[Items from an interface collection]
==================================================

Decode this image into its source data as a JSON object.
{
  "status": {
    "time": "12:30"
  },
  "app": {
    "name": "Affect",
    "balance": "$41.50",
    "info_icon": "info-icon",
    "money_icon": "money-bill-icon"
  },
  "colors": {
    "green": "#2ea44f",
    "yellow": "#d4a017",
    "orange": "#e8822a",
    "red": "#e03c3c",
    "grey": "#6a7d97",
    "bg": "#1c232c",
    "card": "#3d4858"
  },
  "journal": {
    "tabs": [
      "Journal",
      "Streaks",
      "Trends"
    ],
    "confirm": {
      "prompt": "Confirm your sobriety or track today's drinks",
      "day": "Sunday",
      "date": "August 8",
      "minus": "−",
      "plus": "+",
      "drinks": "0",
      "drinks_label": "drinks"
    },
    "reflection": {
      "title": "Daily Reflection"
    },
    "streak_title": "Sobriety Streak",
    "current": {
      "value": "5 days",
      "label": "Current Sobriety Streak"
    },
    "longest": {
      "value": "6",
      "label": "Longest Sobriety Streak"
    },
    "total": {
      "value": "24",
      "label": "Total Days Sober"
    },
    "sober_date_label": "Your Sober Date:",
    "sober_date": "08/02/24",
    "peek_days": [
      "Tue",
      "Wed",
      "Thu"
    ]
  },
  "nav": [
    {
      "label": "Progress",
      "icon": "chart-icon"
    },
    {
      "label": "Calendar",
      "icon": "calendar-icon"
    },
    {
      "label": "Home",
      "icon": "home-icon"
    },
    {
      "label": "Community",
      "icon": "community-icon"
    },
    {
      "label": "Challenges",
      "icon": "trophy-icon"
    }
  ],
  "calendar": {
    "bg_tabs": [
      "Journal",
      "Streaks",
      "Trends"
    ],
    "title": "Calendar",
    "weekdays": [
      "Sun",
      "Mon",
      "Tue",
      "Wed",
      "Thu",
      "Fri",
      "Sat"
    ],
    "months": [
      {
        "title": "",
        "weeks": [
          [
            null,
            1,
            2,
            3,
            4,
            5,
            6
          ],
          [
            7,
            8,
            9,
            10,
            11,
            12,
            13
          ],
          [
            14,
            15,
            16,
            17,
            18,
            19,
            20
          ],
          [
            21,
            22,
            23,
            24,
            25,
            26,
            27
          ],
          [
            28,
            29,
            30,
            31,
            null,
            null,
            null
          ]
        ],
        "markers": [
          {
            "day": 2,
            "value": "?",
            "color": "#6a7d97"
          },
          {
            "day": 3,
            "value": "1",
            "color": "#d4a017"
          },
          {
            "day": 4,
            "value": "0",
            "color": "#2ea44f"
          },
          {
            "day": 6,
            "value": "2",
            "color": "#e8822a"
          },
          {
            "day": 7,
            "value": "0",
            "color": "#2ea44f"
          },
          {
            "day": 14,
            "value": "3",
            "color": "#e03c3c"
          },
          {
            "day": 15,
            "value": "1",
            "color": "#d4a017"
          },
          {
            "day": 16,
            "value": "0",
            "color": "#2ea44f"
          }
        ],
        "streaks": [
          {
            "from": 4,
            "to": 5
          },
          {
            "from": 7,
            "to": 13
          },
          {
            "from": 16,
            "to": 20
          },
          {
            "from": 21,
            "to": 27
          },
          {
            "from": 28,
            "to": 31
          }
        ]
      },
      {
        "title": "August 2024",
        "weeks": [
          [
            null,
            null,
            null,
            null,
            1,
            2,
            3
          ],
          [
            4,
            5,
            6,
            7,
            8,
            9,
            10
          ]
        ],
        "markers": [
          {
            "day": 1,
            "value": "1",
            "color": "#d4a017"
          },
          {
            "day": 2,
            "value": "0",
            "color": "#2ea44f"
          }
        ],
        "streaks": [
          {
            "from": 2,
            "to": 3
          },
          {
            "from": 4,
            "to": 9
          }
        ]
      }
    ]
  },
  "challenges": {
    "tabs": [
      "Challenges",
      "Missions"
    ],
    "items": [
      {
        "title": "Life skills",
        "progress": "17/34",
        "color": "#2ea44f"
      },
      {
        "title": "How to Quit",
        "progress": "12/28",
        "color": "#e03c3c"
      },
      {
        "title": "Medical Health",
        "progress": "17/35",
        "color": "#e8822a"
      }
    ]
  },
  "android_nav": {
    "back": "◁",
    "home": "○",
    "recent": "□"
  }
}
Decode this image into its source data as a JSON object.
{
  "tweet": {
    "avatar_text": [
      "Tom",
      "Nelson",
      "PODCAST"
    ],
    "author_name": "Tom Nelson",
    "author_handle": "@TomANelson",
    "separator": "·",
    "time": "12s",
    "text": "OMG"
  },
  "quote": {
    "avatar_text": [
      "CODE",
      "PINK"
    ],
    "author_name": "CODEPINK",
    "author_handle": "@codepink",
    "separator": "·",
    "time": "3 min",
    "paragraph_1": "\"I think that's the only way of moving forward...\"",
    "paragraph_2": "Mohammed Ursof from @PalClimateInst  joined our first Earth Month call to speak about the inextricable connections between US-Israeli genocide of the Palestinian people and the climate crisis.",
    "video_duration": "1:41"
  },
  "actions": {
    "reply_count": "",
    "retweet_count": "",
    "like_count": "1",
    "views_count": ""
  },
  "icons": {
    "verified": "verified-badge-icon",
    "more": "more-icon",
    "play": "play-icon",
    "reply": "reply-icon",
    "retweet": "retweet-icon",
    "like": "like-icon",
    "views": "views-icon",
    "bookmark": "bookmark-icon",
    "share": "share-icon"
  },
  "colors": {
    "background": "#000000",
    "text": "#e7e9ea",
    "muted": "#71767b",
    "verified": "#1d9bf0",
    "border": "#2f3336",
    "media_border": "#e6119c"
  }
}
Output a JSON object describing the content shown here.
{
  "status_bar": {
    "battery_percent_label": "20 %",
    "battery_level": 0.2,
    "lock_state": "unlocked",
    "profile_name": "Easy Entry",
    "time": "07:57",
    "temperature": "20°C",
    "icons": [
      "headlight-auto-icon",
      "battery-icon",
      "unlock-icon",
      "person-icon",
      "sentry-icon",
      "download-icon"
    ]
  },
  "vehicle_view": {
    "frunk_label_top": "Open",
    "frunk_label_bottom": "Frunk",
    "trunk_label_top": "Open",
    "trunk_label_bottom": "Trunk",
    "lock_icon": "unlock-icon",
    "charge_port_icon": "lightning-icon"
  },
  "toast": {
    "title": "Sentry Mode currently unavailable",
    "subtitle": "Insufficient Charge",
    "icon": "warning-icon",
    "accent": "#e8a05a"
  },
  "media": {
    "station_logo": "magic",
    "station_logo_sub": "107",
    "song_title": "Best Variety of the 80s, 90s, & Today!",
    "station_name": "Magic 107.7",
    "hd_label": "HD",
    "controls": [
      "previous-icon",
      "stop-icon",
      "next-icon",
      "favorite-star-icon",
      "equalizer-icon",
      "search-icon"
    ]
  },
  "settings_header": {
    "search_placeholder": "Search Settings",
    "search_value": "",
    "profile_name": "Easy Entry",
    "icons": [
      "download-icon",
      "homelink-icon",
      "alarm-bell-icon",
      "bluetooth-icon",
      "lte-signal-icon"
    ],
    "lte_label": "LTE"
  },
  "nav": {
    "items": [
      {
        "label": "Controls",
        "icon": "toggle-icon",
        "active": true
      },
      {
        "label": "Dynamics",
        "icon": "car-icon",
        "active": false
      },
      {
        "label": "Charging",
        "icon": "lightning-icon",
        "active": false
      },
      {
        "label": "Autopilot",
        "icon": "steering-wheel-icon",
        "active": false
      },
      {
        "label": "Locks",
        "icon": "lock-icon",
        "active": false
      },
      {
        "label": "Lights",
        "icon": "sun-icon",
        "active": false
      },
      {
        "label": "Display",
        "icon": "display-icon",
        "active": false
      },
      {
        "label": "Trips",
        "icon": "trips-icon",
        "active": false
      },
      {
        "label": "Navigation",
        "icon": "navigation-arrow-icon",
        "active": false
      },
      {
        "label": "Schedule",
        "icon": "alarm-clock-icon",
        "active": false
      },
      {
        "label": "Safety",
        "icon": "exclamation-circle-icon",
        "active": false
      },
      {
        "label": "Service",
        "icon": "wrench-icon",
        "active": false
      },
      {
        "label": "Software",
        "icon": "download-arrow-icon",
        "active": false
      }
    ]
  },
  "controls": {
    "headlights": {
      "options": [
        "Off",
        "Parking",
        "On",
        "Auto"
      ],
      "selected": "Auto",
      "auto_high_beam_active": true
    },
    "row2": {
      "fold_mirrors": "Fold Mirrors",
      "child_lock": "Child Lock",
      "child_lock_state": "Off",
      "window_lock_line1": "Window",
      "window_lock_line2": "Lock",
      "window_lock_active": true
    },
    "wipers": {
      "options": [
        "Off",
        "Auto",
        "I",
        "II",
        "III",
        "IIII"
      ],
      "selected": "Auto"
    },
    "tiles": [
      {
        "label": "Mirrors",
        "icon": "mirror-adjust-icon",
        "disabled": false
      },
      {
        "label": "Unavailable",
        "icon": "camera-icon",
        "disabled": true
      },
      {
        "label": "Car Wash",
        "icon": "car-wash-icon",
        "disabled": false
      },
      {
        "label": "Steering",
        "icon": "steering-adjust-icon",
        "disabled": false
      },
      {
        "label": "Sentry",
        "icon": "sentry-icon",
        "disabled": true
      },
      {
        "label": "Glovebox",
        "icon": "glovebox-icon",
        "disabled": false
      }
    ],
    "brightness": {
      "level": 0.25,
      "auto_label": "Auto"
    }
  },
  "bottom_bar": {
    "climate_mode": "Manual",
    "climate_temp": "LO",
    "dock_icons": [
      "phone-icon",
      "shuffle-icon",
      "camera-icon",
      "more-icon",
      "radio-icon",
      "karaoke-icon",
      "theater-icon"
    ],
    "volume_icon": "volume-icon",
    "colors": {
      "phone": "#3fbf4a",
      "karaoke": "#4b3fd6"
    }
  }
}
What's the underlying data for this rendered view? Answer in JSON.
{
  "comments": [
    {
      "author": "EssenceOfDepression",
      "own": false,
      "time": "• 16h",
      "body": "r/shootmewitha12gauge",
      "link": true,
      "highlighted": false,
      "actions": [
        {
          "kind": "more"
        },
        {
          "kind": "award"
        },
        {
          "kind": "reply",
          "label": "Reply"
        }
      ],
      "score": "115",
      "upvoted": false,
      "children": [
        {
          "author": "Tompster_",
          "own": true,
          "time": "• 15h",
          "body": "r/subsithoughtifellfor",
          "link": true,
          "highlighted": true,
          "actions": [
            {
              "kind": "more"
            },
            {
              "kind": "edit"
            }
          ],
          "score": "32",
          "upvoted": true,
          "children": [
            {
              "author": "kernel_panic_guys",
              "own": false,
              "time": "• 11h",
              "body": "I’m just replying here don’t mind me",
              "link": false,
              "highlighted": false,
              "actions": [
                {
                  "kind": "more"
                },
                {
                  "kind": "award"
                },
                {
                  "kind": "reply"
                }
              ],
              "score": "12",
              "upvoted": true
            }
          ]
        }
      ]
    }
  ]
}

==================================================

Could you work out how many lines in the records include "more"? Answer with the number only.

Response to this exercise
5